(TRY IT) Filter the material, keeping only lines with the word "date".

(RECORDS FOR THE TASK)

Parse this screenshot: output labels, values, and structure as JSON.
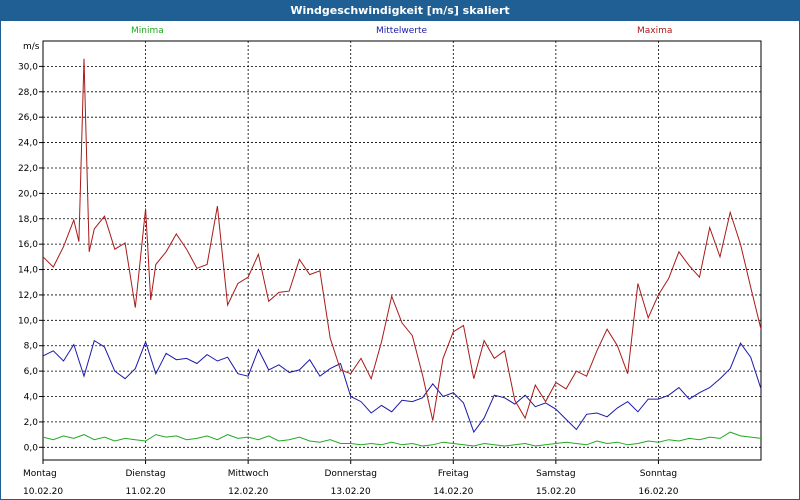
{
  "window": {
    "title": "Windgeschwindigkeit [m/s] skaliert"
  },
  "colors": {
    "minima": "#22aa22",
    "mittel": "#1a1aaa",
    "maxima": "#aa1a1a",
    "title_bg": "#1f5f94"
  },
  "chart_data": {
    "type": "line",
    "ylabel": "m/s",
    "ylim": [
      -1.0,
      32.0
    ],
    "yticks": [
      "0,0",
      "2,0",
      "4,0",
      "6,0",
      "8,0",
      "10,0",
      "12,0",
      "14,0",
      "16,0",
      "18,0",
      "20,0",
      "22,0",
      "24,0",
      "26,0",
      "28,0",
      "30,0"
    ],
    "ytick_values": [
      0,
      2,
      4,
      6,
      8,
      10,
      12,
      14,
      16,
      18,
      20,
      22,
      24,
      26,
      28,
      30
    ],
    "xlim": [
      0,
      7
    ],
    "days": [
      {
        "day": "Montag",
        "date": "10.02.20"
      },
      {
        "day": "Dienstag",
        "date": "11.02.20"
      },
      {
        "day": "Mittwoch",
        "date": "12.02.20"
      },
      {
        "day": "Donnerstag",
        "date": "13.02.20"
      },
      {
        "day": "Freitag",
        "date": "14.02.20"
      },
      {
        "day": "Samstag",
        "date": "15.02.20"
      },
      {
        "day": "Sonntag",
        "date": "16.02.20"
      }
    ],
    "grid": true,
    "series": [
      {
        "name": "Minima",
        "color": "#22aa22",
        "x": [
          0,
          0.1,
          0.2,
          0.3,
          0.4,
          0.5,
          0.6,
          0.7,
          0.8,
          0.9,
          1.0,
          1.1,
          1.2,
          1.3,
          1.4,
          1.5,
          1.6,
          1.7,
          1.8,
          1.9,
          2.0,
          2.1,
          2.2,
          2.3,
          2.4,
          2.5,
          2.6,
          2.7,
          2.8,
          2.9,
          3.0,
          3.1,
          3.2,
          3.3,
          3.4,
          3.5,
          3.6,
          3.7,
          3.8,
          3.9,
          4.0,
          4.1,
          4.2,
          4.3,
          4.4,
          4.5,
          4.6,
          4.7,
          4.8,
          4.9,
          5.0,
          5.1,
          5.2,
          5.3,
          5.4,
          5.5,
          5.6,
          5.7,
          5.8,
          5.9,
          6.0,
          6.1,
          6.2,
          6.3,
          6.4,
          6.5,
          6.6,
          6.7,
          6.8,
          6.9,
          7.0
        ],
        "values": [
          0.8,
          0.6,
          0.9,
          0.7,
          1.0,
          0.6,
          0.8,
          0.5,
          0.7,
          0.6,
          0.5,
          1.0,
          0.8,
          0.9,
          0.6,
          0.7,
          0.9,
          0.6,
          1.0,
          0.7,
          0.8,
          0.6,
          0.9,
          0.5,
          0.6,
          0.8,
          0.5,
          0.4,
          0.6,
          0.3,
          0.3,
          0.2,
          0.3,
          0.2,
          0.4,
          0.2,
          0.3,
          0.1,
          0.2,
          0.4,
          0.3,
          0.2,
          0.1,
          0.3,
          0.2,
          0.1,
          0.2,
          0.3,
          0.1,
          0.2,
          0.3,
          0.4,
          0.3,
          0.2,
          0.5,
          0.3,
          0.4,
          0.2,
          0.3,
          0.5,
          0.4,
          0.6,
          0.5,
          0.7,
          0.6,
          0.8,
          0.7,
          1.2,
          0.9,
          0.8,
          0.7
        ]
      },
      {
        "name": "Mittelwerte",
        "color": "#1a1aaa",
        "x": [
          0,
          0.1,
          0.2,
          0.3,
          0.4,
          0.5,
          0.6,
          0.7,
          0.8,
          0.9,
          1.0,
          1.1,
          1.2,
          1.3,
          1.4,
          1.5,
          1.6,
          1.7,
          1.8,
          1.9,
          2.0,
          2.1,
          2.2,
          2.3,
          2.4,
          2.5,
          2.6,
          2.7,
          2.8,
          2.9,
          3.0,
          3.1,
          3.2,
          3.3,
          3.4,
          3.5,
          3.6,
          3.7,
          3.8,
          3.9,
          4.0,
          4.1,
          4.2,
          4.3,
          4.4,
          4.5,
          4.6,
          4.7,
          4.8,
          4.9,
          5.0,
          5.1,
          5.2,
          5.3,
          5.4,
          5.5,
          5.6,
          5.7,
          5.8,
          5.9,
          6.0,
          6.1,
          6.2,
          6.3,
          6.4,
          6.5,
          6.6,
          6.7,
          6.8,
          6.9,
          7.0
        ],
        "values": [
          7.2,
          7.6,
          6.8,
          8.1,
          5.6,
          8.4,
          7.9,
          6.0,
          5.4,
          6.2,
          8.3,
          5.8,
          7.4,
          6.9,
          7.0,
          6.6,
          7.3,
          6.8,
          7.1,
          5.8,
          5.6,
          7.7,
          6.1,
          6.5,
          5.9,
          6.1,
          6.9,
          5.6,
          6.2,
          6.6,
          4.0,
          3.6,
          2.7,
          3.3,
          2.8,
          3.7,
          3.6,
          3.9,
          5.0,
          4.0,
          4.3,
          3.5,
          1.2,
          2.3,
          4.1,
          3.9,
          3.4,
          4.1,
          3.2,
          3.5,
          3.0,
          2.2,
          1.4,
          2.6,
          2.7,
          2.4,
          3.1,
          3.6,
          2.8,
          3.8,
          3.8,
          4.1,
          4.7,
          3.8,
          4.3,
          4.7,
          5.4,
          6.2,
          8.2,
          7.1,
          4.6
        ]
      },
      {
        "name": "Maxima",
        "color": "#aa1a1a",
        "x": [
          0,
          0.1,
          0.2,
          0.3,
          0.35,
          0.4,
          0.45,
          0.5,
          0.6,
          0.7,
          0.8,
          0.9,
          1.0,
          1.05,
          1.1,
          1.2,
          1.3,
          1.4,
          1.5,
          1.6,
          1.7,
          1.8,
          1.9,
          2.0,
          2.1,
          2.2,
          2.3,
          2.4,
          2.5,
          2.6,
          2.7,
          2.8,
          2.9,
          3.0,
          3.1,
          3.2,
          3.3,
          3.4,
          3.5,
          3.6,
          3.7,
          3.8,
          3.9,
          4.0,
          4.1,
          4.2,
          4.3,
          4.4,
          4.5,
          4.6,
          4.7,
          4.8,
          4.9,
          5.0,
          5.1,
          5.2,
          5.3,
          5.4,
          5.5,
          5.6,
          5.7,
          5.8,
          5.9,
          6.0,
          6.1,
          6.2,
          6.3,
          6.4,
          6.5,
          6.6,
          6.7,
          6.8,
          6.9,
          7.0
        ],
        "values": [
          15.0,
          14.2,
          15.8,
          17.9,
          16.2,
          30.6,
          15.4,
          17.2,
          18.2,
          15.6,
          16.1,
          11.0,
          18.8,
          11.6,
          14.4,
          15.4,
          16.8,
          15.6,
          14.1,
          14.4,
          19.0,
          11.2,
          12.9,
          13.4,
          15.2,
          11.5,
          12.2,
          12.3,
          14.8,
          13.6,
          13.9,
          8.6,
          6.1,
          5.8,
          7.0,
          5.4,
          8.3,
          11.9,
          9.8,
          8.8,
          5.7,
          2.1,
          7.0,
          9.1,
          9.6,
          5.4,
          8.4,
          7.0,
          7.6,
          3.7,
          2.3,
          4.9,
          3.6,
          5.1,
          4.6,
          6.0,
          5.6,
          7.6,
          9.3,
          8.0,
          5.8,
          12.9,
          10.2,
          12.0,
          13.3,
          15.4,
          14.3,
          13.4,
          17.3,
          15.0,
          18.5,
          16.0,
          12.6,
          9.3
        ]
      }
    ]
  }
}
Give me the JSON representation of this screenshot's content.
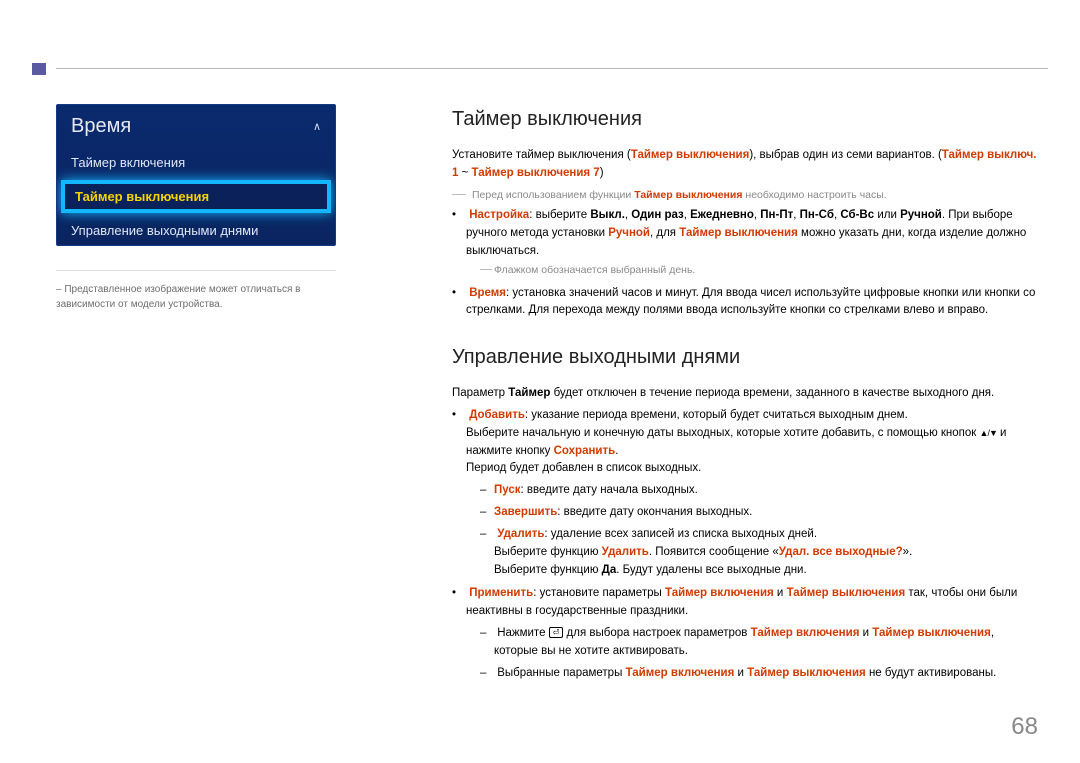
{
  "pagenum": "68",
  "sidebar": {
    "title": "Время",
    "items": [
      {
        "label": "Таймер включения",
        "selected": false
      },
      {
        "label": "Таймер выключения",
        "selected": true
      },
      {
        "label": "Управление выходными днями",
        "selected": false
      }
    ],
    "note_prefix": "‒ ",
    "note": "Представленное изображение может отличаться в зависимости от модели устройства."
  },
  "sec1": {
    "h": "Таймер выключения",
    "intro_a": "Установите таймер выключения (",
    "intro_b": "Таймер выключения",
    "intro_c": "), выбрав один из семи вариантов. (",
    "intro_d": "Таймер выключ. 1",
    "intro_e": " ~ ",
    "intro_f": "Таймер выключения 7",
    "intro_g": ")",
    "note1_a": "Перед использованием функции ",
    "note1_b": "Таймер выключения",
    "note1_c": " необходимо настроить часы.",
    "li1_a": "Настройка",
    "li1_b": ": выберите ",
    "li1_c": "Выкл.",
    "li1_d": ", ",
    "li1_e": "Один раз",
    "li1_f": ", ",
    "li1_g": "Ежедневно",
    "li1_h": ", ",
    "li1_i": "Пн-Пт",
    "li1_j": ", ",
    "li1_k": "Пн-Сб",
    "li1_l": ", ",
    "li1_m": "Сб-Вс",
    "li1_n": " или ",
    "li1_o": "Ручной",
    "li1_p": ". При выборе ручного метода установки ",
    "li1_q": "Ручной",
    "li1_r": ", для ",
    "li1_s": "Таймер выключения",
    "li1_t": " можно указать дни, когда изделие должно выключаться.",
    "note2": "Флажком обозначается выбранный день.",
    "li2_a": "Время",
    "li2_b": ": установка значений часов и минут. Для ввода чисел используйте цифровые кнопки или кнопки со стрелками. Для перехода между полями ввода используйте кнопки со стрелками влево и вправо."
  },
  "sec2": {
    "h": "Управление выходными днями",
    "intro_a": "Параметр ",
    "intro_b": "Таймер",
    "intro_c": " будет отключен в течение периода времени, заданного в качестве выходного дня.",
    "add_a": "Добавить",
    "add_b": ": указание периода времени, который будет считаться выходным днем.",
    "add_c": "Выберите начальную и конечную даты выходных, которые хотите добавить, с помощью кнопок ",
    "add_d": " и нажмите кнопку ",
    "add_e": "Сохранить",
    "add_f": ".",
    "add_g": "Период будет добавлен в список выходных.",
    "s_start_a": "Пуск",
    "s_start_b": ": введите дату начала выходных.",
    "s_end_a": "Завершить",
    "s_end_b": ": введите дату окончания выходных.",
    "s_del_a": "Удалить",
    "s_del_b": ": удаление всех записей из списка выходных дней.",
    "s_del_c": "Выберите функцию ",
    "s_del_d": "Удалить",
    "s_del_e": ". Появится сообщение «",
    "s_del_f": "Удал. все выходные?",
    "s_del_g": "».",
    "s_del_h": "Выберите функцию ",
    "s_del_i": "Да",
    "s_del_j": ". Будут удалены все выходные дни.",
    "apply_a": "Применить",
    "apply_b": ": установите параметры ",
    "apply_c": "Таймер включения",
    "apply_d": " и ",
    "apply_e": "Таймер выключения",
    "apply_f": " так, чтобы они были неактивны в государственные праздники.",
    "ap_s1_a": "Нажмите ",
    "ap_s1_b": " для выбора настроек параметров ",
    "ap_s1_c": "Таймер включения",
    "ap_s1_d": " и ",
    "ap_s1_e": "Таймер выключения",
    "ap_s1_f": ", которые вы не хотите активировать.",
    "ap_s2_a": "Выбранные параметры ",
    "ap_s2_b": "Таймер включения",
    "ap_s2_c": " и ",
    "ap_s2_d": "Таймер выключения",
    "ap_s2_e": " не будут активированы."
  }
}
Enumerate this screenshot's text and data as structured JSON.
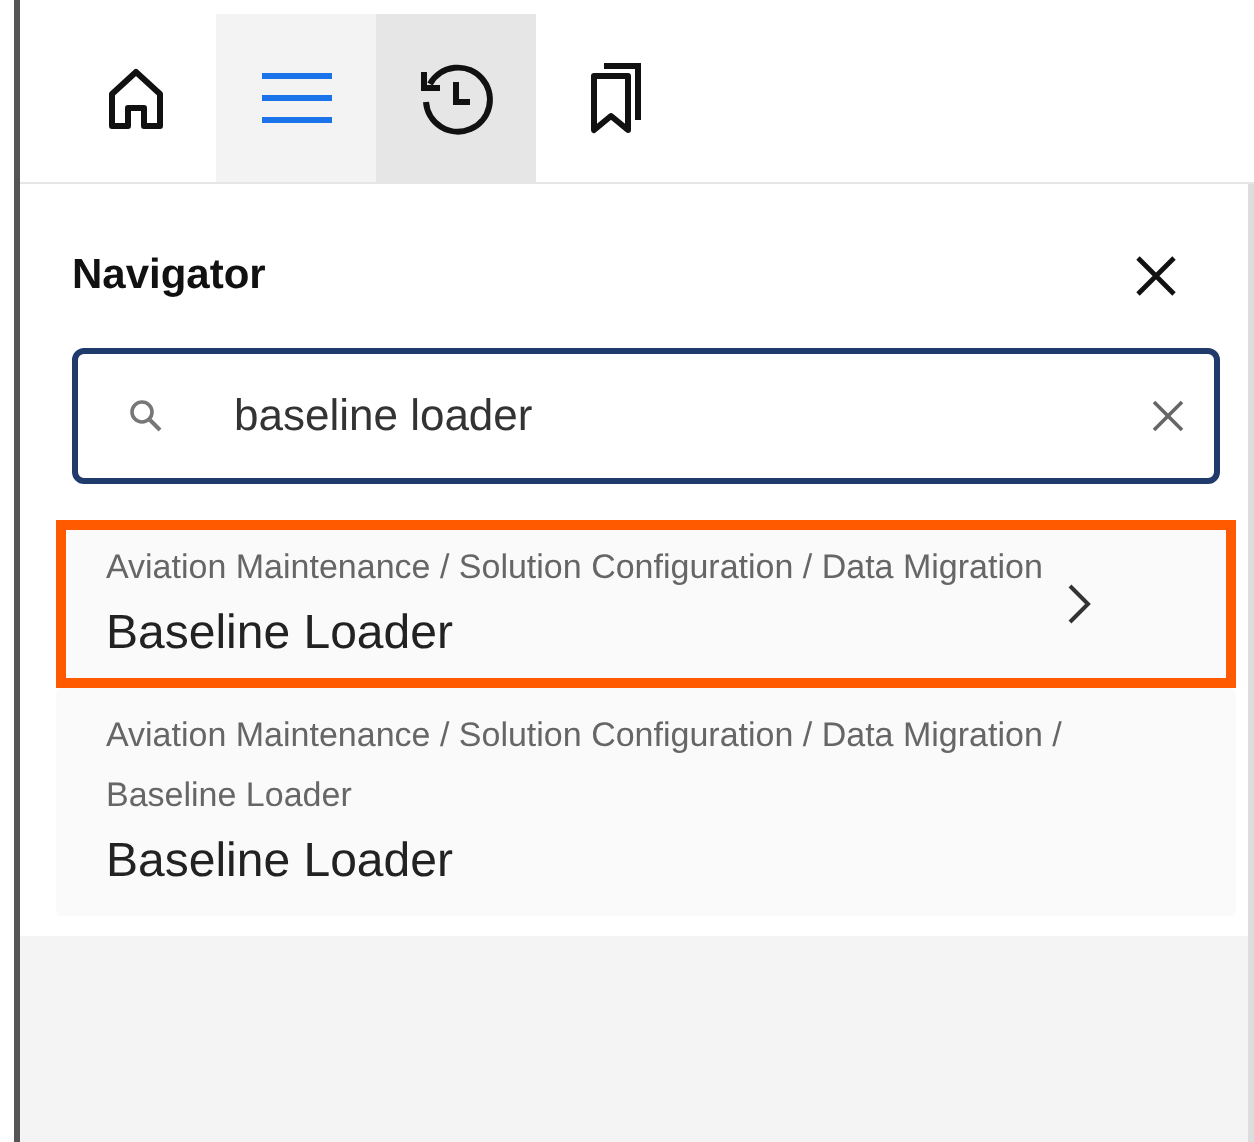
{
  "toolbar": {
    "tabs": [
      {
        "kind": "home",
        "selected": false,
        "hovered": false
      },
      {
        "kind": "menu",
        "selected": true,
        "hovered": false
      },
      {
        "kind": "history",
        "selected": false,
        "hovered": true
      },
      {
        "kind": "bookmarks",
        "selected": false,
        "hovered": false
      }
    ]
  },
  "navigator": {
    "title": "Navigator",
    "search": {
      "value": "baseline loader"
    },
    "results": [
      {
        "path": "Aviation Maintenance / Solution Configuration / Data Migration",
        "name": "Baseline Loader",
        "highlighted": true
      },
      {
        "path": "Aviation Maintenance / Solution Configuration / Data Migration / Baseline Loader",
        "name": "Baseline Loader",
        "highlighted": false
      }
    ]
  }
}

(RESULT OF THIS EXERCISE)
        "date": "10.02.20"
        "date": "11.02.20"
        "date": "12.02.20"
        "date": "13.02.20"
        "date": "14.02.20"
        "date": "15.02.20"
        "date": "16.02.20"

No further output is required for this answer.